→ TASK BRIEF
All of the records below should be output exactly.
SUPPLIED DATA below:
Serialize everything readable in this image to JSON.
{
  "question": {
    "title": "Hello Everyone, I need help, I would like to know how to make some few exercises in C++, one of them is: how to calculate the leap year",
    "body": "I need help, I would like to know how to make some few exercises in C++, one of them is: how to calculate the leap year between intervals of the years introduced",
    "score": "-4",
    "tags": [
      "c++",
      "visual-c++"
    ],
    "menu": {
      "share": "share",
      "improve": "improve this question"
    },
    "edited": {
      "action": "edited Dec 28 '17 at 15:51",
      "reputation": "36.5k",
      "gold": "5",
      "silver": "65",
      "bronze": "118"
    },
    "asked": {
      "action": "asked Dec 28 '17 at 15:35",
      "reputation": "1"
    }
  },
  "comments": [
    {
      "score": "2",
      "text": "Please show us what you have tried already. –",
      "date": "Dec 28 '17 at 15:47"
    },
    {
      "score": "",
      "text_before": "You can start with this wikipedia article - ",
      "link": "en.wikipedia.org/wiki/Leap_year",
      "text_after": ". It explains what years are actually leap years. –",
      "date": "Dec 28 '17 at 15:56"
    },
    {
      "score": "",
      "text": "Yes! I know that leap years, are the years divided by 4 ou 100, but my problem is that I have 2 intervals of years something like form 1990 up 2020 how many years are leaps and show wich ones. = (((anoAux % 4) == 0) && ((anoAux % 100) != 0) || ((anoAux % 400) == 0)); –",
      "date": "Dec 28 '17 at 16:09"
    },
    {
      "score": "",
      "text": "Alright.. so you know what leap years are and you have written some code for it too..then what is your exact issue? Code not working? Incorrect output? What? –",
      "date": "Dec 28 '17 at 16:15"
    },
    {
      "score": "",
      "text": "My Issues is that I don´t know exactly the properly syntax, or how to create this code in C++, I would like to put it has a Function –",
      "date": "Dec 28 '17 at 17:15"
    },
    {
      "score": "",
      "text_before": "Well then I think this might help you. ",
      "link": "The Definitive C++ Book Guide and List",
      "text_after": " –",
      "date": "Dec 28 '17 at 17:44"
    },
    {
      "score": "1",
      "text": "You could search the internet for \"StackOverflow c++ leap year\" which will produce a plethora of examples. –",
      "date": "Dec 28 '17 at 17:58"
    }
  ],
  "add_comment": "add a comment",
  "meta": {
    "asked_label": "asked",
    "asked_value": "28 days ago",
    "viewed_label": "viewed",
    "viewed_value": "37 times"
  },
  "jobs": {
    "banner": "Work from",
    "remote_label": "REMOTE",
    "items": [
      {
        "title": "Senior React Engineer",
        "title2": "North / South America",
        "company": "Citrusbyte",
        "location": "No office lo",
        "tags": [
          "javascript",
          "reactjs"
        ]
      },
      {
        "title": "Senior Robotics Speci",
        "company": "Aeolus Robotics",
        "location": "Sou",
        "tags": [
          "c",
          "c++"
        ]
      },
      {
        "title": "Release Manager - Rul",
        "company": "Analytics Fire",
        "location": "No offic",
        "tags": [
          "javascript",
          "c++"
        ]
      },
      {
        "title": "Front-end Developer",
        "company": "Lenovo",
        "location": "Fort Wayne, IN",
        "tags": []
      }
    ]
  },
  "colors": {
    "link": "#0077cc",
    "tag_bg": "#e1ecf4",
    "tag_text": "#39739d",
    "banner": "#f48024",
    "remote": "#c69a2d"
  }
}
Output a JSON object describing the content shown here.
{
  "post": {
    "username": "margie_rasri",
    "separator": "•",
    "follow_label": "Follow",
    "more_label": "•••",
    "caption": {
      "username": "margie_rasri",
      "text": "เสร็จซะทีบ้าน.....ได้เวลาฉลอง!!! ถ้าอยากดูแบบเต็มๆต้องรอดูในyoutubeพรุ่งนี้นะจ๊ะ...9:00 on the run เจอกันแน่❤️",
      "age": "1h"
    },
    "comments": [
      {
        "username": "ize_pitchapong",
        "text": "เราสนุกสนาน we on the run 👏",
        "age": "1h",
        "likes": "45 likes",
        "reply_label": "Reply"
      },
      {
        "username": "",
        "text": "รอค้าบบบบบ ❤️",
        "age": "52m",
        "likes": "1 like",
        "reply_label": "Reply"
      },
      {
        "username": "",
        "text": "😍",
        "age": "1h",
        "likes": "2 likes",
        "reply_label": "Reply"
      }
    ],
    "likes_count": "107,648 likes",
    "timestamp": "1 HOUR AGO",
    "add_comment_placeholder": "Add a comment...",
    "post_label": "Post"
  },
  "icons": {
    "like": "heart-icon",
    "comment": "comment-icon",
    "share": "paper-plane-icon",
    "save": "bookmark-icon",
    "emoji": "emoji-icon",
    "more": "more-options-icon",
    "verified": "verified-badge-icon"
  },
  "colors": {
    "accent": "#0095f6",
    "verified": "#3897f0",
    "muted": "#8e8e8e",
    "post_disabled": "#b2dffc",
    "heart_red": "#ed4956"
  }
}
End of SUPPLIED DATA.
→ SOLUTION TO THE EXERCISE
Serialize everything readable in this image to JSON.
{
  "question": {
    "title": "Hello Everyone, I need help, I would like to know how to make some few exercises in C++, one of them is: how to calculate the leap year",
    "body": "I need help, I would like to know how to make some few exercises in C++, one of them is: how to calculate the leap year between intervals of the years introduced",
    "score": "-4",
    "tags": [
      "c++",
      "visual-c++"
    ],
    "menu": {
      "share": "share",
      "improve": "improve this question"
    },
    "edited": {
      "action": "edited Dec 28 '17 at 15:51",
      "reputation": "36.5k",
      "gold": "5",
      "silver": "65",
      "bronze": "118"
    },
    "asked": {
      "action": "asked Dec 28 '17 at 15:35",
      "reputation": "1"
    }
  },
  "comments": [
    {
      "score": "2",
      "text": "Please show us what you have tried already. –",
      "date": "Dec 28 '17 at 15:47"
    },
    {
      "score": "",
      "text_before": "You can start with this wikipedia article - ",
      "link": "en.wikipedia.org/wiki/Leap_year",
      "text_after": ". It explains what years are actually leap years. –",
      "date": "Dec 28 '17 at 15:56"
    },
    {
      "score": "",
      "text": "Yes! I know that leap years, are the years divided by 4 ou 100, but my problem is that I have 2 intervals of years something like form 1990 up 2020 how many years are leaps and show wich ones. = (((anoAux % 4) == 0) && ((anoAux % 100) != 0) || ((anoAux % 400) == 0)); –",
      "date": "Dec 28 '17 at 16:09"
    },
    {
      "score": "",
      "text": "Alright.. so you know what leap years are and you have written some code for it too..then what is your exact issue? Code not working? Incorrect output? What? –",
      "date": "Dec 28 '17 at 16:15"
    },
    {
      "score": "",
      "text": "My Issues is that I don´t know exactly the properly syntax, or how to create this code in C++, I would like to put it has a Function –",
      "date": "Dec 28 '17 at 17:15"
    },
    {
      "score": "",
      "text_before": "Well then I think this might help you. ",
      "link": "The Definitive C++ Book Guide and List",
      "text_after": " –",
      "date": "Dec 28 '17 at 17:44"
    },
    {
      "score": "1",
      "text": "You could search the internet for \"StackOverflow c++ leap year\" which will produce a plethora of examples. –",
      "date": "Dec 28 '17 at 17:58"
    }
  ],
  "add_comment": "add a comment",
  "meta": {
    "asked_label": "asked",
    "asked_value": "28 days ago",
    "viewed_label": "viewed",
    "viewed_value": "37 times"
  },
  "jobs": {
    "banner": "Work from",
    "remote_label": "REMOTE",
    "items": [
      {
        "title": "Senior React Engineer",
        "title2": "North / South America",
        "company": "Citrusbyte",
        "location": "No office lo",
        "tags": [
          "javascript",
          "reactjs"
        ]
      },
      {
        "title": "Senior Robotics Speci",
        "company": "Aeolus Robotics",
        "location": "Sou",
        "tags": [
          "c",
          "c++"
        ]
      },
      {
        "title": "Release Manager - Rul",
        "company": "Analytics Fire",
        "location": "No offic",
        "tags": [
          "javascript",
          "c++"
        ]
      },
      {
        "title": "Front-end Developer",
        "company": "Lenovo",
        "location": "Fort Wayne, IN",
        "tags": []
      }
    ]
  },
  "colors": {
    "link": "#0077cc",
    "tag_bg": "#e1ecf4",
    "tag_text": "#39739d",
    "banner": "#f48024",
    "remote": "#c69a2d"
  }
}
Output a JSON object describing the content shown here.
{
  "post": {
    "username": "margie_rasri",
    "separator": "•",
    "follow_label": "Follow",
    "more_label": "•••",
    "caption": {
      "username": "margie_rasri",
      "text": "เสร็จซะทีบ้าน.....ได้เวลาฉลอง!!! ถ้าอยากดูแบบเต็มๆต้องรอดูในyoutubeพรุ่งนี้นะจ๊ะ...9:00 on the run เจอกันแน่❤️",
      "age": "1h"
    },
    "comments": [
      {
        "username": "ize_pitchapong",
        "text": "เราสนุกสนาน we on the run 👏",
        "age": "1h",
        "likes": "45 likes",
        "reply_label": "Reply"
      },
      {
        "username": "",
        "text": "รอค้าบบบบบ ❤️",
        "age": "52m",
        "likes": "1 like",
        "reply_label": "Reply"
      },
      {
        "username": "",
        "text": "😍",
        "age": "1h",
        "likes": "2 likes",
        "reply_label": "Reply"
      }
    ],
    "likes_count": "107,648 likes",
    "timestamp": "1 HOUR AGO",
    "add_comment_placeholder": "Add a comment...",
    "post_label": "Post"
  },
  "icons": {
    "like": "heart-icon",
    "comment": "comment-icon",
    "share": "paper-plane-icon",
    "save": "bookmark-icon",
    "emoji": "emoji-icon",
    "more": "more-options-icon",
    "verified": "verified-badge-icon"
  },
  "colors": {
    "accent": "#0095f6",
    "verified": "#3897f0",
    "muted": "#8e8e8e",
    "post_disabled": "#b2dffc",
    "heart_red": "#ed4956"
  }
}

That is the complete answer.